OK Greg, I’ll bite. I am interested in how others price custom.
I was strictly wholesale for 27 years and have been primarily retail
for the last 2 years. We have retail, fine jewelry stores. I’ve been
goldsmithing full time, sole support of my family, since 1978. We
focus on gold/pd/pt, diamond, engagement and wedding jewelry.
Pricing custom is tricky business. Our situation is a larger shop
that usually will have three or four people working on each custom
job, one sketches, one carves or mills the wax and casts, one sets
it up and finishes it and one polishes it. I think that most of
those steps are undervalued by the outside world because they don’t
understand them. As an example, when we create a model on Matrix and
then mill it with Revo, we don’t charge a whole lot more than we do
when we carve a wax by hand. But in checking what our wholesale
costs would be if we jobbed out the CAD CAM work, we found that they
would be $250-$400 just to create the wax! I have a friend that has
a little retail operation and he charges $1300 retail, before the
stones or metals are factored in, for any custom job that is created
using a CAD CAM system. He takes the time to help the client
When you make something in house, from scratch, you absolutely can
not compete the the prices of mass produced overseas merchandise.
Goldsmiths are a limited resource, they only work 8 hours a day.
When we tie them up all day on one job we need to be charging enough
to compensate ourselves for the loss of that resource. I like to
compare that to buying merchandise for the cases. When buying that
merchandise you are only limited by your line of credit, you can buy
as much as you can afford. But when custom making merchandise, it
doesn’t matter how much money you have, we can only make as many
pieces as we have hours in the day…its a supply and demand thing.
We have a few different ways of arriving at our custom prices. I
have been doing this so long I will look at a job and think, that’s
about a $300 piece without the diamonds (wholesale), or that one is
worth $650 plus the stones (wholesale). Then I calculate the cost of
the stones and add 20%. I will add the stones and the ring together
and that is my wholesale. I multiply, using a sliding scale from 2.8

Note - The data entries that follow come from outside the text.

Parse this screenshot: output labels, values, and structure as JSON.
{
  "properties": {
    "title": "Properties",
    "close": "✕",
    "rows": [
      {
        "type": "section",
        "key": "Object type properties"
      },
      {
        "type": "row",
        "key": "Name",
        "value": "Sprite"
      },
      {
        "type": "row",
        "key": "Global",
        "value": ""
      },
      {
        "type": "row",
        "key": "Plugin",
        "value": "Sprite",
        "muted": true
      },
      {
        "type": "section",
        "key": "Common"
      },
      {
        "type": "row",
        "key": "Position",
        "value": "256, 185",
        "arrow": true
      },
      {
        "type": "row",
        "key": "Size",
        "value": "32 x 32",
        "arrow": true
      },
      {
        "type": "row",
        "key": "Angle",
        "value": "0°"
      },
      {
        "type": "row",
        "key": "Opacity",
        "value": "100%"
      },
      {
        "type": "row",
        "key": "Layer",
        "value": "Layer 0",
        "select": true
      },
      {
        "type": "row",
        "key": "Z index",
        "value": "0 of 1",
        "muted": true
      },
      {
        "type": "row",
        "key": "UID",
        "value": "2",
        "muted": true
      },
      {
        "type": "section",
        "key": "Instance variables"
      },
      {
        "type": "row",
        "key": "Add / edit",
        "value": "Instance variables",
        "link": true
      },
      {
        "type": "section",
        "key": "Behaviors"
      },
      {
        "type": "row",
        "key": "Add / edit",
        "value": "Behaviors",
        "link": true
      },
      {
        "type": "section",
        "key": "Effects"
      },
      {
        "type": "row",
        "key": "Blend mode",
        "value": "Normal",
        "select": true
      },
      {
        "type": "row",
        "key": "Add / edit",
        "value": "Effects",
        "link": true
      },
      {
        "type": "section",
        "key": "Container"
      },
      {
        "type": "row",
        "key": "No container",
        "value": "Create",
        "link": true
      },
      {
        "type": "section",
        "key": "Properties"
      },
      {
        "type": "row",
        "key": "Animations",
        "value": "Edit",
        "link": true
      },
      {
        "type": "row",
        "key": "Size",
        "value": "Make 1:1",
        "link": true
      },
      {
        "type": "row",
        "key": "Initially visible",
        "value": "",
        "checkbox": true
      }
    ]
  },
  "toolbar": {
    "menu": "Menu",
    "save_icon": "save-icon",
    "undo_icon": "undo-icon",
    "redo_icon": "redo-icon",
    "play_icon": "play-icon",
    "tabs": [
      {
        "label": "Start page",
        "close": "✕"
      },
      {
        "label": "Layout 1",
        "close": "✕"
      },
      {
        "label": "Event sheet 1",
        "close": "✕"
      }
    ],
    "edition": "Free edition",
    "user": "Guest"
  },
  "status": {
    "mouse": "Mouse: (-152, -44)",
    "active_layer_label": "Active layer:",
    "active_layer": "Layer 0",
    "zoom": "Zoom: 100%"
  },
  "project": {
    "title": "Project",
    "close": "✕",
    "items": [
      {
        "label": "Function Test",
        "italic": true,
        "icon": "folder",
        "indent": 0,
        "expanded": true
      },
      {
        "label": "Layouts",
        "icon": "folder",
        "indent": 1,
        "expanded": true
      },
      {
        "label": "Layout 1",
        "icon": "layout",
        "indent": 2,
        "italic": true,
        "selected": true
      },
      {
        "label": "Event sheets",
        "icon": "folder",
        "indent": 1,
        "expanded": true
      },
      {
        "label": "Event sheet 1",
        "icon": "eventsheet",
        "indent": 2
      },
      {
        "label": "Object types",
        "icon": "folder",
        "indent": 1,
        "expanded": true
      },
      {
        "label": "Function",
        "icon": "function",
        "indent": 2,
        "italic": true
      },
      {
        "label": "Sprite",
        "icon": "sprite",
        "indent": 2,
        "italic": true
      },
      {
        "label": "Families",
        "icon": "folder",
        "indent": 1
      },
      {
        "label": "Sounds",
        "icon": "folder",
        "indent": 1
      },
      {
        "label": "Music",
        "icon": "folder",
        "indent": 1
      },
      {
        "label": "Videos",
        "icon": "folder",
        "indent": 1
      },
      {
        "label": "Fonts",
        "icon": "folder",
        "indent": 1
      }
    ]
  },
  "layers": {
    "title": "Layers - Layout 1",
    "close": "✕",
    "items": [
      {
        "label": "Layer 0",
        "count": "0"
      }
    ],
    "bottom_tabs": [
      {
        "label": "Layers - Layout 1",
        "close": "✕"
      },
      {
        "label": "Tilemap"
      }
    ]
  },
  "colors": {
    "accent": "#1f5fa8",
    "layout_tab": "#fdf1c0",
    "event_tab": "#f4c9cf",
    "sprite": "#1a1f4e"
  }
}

to 1.7, and I have my retail. That probably sounds like seat of the
pants pricing but we can check it and we do.
A more simple method that gets us to about the same place is this.
First you need to calculate your cost, and that has three
components. Material cost (findings, metals, solder, stones), Labor
cost (time the job takes multiplied by an average hourly wage) and
Overhead costs (you really need to figure that out, it may be $10 to
$30 per hour, you can get yourself into trouble if you don’t
consider overhead accurately).
Once you have your cost calculated you can mark it up. For wholesale
we multiply by 1.6 to 1.8 depending on difficulty.
Retail mark ups can be done as follows;
Cost x 3 for low difficulty (fitted wedding bands, no stones for
Cost x 3.5 for moderate difficulty (diamond fitted wedding bands for
Cost x 4 for difficult (prongs and channels, compound curves for
Cost x 4.5 for very difficult (two tone, pave, hand engraved for
This method works just fine as long as people can accurately project
costs (not that easy to do).
Here is an example;
A 14k yg diamond wedding band with 7 =.18ct tw. channel set
.18ct x 500 p/ct = $90 (diamonds)
2.5 dwt. x $24 = $60 (gold)
4.5 hours x $45 per hour (labor and overhead) = $203
Total cost $353
$353 x 1.6 = $565 (wholesale)
$353 x 3.5 = $1236 (retail)
I guess it’s possible that this may seem like a large mark-up to
some, but you need to consider all of the down-time, mistakes,
chipped melee and days when absolutely everything goes wrong. I have
been doing it like this for years and it never seems like enough to